On the facts established in the report, there is prima facie evidence that the human rights of those who died in and were affected by the fire were violated. The rights to life, to family life and to property are all protected under domestic law through the Human Rights Act 1998. The UK is also a signatory to the International Covenant on Economic, Social and Cultural Rights, which recognises the rights to adequate housing and to the highest attainable standard of health. If there is a foreseeable risk to human rights of which the government (local or national) is or should be aware, and the government is in a position to ameliorate that risk, then a failure to do so amounts to a failure to secure the right in question. Human rights, however, are effectively ignored in Moore-Bick’s report.

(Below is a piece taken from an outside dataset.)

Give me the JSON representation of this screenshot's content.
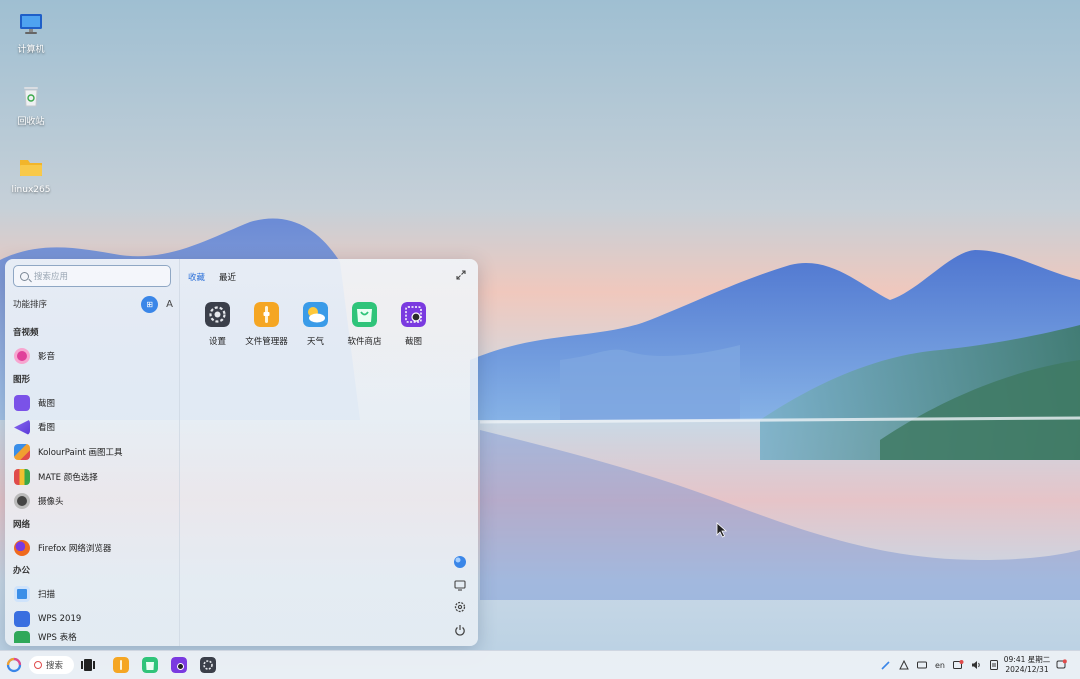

I lived for several years on the 10th floor of a tower block in Cumbernauld. It swayed a bit in the wind, but had been strengthened after the Ronan Point disaster. Ronan Point in Canning Town was built from large prefabricated concrete panels. Ivy Hodge was one of its first tenants, moving into a corner flat on the 18th floor on 15 April 1968. At 5.45 a.m. on 16 May, she struck a match to light her gas cooker. A friend had fitted the cooker. He tested for leaks using a lighted match, but had used a substandard nut, and there was a leak. The explosion blew out the external load-bearing walls of her living room and bedroom. The corner walls of the flats above collapsed and fell. Their weight took out all the corners of the flats below. Four people were crushed to death.
A police helicopter crashed into the Clutha Vaults Bar in Glasgow on 29 November 2013. The pilot, two police officer passengers and seven in the bar were killed. The Air Accidents Investigation Branch published its final report last week. Relatives of those who died had been briefed in advance. They said that they were doubly disappointed.